▸ **What you need to do**:
Print the entries once more, unchanged.

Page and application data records
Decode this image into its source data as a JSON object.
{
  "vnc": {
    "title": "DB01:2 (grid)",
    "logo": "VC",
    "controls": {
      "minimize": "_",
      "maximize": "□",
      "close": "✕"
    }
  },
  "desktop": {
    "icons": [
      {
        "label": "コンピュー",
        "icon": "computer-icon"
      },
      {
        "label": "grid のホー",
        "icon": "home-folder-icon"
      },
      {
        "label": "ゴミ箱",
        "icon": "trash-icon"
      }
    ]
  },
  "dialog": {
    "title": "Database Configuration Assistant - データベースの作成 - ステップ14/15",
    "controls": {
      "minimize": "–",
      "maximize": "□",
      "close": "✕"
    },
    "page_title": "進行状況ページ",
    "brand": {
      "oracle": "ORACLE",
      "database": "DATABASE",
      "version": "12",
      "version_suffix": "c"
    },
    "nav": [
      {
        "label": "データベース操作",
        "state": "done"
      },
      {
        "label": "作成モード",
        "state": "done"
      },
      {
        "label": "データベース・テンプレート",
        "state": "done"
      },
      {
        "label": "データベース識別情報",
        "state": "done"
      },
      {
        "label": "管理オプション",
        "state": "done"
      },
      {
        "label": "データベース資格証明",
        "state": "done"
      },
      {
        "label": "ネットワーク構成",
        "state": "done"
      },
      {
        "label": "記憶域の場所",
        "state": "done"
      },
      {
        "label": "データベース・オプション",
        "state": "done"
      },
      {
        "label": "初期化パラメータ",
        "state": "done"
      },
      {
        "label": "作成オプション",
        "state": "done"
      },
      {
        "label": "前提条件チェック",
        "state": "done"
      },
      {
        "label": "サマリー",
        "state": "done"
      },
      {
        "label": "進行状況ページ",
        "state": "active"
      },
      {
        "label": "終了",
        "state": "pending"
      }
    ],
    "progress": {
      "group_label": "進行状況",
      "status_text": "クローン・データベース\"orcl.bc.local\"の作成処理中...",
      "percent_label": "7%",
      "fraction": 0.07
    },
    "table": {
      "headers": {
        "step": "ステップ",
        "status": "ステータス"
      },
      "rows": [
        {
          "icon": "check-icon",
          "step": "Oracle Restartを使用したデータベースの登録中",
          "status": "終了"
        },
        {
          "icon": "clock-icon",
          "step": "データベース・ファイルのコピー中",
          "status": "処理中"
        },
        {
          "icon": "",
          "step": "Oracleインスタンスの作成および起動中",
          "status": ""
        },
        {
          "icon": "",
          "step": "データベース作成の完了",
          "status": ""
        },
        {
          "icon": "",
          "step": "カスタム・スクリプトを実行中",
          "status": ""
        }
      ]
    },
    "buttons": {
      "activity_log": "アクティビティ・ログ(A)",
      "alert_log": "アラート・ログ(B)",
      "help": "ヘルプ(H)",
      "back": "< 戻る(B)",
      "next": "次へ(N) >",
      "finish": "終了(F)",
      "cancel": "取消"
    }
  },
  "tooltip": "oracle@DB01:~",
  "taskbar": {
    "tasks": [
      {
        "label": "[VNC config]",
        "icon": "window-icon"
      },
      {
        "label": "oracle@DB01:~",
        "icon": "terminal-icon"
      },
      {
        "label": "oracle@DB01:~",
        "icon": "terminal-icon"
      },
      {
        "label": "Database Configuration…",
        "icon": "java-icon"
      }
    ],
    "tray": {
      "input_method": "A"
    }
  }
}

▸ **Response area**:
Decode this image into its source data as a JSON object.
{
  "vnc": {
    "title": "DB01:2 (grid)",
    "logo": "VC",
    "controls": {
      "minimize": "_",
      "maximize": "□",
      "close": "✕"
    }
  },
  "desktop": {
    "icons": [
      {
        "label": "コンピュー",
        "icon": "computer-icon"
      },
      {
        "label": "grid のホー",
        "icon": "home-folder-icon"
      },
      {
        "label": "ゴミ箱",
        "icon": "trash-icon"
      }
    ]
  },
  "dialog": {
    "title": "Database Configuration Assistant - データベースの作成 - ステップ14/15",
    "controls": {
      "minimize": "–",
      "maximize": "□",
      "close": "✕"
    },
    "page_title": "進行状況ページ",
    "brand": {
      "oracle": "ORACLE",
      "database": "DATABASE",
      "version": "12",
      "version_suffix": "c"
    },
    "nav": [
      {
        "label": "データベース操作",
        "state": "done"
      },
      {
        "label": "作成モード",
        "state": "done"
      },
      {
        "label": "データベース・テンプレート",
        "state": "done"
      },
      {
        "label": "データベース識別情報",
        "state": "done"
      },
      {
        "label": "管理オプション",
        "state": "done"
      },
      {
        "label": "データベース資格証明",
        "state": "done"
      },
      {
        "label": "ネットワーク構成",
        "state": "done"
      },
      {
        "label": "記憶域の場所",
        "state": "done"
      },
      {
        "label": "データベース・オプション",
        "state": "done"
      },
      {
        "label": "初期化パラメータ",
        "state": "done"
      },
      {
        "label": "作成オプション",
        "state": "done"
      },
      {
        "label": "前提条件チェック",
        "state": "done"
      },
      {
        "label": "サマリー",
        "state": "done"
      },
      {
        "label": "進行状況ページ",
        "state": "active"
      },
      {
        "label": "終了",
        "state": "pending"
      }
    ],
    "progress": {
      "group_label": "進行状況",
      "status_text": "クローン・データベース\"orcl.bc.local\"の作成処理中...",
      "percent_label": "7%",
      "fraction": 0.07
    },
    "table": {
      "headers": {
        "step": "ステップ",
        "status": "ステータス"
      },
      "rows": [
        {
          "icon": "check-icon",
          "step": "Oracle Restartを使用したデータベースの登録中",
          "status": "終了"
        },
        {
          "icon": "clock-icon",
          "step": "データベース・ファイルのコピー中",
          "status": "処理中"
        },
        {
          "icon": "",
          "step": "Oracleインスタンスの作成および起動中",
          "status": ""
        },
        {
          "icon": "",
          "step": "データベース作成の完了",
          "status": ""
        },
        {
          "icon": "",
          "step": "カスタム・スクリプトを実行中",
          "status": ""
        }
      ]
    },
    "buttons": {
      "activity_log": "アクティビティ・ログ(A)",
      "alert_log": "アラート・ログ(B)",
      "help": "ヘルプ(H)",
      "back": "< 戻る(B)",
      "next": "次へ(N) >",
      "finish": "終了(F)",
      "cancel": "取消"
    }
  },
  "tooltip": "oracle@DB01:~",
  "taskbar": {
    "tasks": [
      {
        "label": "[VNC config]",
        "icon": "window-icon"
      },
      {
        "label": "oracle@DB01:~",
        "icon": "terminal-icon"
      },
      {
        "label": "oracle@DB01:~",
        "icon": "terminal-icon"
      },
      {
        "label": "Database Configuration…",
        "icon": "java-icon"
      }
    ],
    "tray": {
      "input_method": "A"
    }
  }
}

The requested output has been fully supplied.